Kharas’ firsts in long-form television include the:
Firdaus Kharas is profiled in several publications including in many articles and Canadian Who’s Who.
He has been profiled over 500 times by the world’s press, from The New Yorker, Reader’s Digest, MacLean’s and The Atlantic magazines to Rush Limbaugh’s radio show and dozens of other media around the world in several languages. His methods, particularly his methodology of linguistic adaptation and ability to create mass communication across cultural boundaries have regularly been the subject of academic study by students. Kharas and his work are noted in many books and publications and his work is in the permanent collection of several museums including the Smithsonian Institution, the world’s largest.
Firdaus Kharas has been instrumental in strengthening the media industries in Holland, India, Malaysia, Singapore and South Africa, by creating original television series in each of those countries and by training thousands of media professionals on his projects. Kharas has conducted in-country research for his humanitarian projects including talking to hundreds of mass rape victims, children’s rights activists, torture survivors, and doctors in small villages coping with epidemics. He has visited animation studios in Asia, war zones in Central America, refugee camps in South-East Asia, and medical facilities, NGOs, and youth centers in Europe, Africa and Asia.

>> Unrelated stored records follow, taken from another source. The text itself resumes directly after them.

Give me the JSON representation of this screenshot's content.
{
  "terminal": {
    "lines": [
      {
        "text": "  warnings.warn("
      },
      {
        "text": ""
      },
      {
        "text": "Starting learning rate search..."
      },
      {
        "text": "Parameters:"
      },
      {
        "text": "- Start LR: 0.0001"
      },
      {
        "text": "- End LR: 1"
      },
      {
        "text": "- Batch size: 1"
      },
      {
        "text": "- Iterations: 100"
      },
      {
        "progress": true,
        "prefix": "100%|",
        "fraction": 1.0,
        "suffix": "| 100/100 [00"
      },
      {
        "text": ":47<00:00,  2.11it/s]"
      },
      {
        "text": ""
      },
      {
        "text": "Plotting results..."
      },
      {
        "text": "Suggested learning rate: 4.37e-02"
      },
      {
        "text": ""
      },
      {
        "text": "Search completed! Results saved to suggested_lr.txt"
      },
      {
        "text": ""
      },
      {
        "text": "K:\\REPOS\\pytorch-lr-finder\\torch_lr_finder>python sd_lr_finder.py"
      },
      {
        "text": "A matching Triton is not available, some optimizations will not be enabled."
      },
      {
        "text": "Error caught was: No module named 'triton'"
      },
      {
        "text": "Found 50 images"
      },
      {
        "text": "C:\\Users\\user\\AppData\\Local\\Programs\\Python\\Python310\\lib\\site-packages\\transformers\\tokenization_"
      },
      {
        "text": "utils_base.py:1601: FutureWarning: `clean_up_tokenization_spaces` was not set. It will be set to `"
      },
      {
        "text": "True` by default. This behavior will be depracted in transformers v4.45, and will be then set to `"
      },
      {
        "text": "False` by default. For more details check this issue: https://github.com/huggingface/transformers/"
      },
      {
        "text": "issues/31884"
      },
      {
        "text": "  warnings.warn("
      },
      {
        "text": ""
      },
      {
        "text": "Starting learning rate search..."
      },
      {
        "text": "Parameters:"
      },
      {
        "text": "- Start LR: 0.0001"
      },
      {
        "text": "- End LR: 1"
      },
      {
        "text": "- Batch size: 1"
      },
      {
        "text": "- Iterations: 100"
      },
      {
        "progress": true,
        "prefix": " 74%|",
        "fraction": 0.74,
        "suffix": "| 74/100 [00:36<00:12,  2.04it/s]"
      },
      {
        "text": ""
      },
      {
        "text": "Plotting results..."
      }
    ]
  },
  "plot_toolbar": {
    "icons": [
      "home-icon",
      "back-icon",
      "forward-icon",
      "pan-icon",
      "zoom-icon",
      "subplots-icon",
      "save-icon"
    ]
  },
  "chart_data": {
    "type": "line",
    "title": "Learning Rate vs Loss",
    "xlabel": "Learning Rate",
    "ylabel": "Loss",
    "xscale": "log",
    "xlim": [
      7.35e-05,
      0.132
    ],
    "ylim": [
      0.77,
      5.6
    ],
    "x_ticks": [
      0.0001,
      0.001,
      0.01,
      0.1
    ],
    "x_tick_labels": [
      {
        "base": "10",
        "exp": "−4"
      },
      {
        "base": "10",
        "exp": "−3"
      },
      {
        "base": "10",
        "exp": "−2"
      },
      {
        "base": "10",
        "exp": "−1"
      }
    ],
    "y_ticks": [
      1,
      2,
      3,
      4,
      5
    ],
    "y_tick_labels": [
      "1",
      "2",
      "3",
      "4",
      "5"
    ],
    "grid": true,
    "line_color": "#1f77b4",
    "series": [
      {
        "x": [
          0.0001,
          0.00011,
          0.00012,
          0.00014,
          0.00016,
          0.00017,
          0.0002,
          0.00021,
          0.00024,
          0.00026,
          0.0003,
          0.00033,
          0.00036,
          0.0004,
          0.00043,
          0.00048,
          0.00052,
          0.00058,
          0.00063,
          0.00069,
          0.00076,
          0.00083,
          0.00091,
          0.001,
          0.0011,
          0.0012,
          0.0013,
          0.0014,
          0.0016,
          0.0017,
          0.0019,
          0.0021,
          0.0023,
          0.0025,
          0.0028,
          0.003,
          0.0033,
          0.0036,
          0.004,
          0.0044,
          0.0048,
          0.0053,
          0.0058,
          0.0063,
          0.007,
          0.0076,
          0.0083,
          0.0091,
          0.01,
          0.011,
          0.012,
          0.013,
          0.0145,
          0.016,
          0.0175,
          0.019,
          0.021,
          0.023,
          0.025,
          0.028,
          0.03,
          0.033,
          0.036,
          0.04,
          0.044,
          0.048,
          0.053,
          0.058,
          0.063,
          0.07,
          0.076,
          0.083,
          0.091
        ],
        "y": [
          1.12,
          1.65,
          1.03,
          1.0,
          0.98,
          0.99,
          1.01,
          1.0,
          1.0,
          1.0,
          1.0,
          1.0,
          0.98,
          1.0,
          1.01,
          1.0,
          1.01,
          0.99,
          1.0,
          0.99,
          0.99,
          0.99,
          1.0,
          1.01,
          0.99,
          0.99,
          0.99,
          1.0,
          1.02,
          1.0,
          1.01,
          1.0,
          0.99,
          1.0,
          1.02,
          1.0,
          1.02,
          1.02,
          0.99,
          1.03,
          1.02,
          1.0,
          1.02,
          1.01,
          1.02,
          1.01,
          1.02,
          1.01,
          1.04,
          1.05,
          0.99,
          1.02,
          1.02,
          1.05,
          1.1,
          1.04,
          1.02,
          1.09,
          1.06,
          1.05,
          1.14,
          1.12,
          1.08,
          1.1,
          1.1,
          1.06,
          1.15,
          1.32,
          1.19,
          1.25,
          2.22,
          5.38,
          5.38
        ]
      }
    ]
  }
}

Kharas’ campaigns can be found in 390 language versions to date on the internet, including on the UN’s YouTube Channel. He has also appeared on television shows and radio programs in every continent.
A member of several high level Canadian trade missions, Kharas has discussed broadcasting and content policies with foreign government Ministers and senior officials from around the world. Kharas was instrumental in impetus for film and television co-production treaties between Canada and South Africa, Singapore and India.
Firdaus Kharas was born in Calcutta, India during its most turbulent period of social upheaval. He was first introduced to progressive causes by his mother who taught him the realities of disenfranchised people and at the age of eight was taken to Mother Teresa’s Home for the Dying. Kharas’ love for creative content began as a young boy when he started writing plays and acting in school productions. Not only a creative but also an intellectual, at age 17 he was the first recipient of the Rotary Club of Bombay’s international exchange-student scholarship.
Firdaus Kharas has been a Canadian citizen for over 40 years.
Prior to his present work in media content, Firdaus Kharas was Executive Director of the United Nations Association in Canada where, for his work he was awarded a United Nations Peace Medal by then UN Secretary-General Javier Perez de Cuellar. His focus then turned to refugees and he served as policy adviser to the Honourable Barbara McDougall, Canada’s Minister of Employment and Immigration, before being appointed Assistant Deputy Chairman of the Immigration and Refugee Board, where his mandate was the help clear up the backlog of more than 121,000 refugee claimants from 115 countries. In 1995 his desire to impact social problems drew him into the private sector, into media.
Firdaus Kharas authored a book on creativity published globally in 2020. Kharas has published over twenty widely-distributed papers and articles on international issues such as using mass communications, disarmament, development, international finance, and strengthening the UN system. He has also consulted to global corporations and the governments of developing countries such as Togo, and wrote a widely-used manual on Canadian immigration.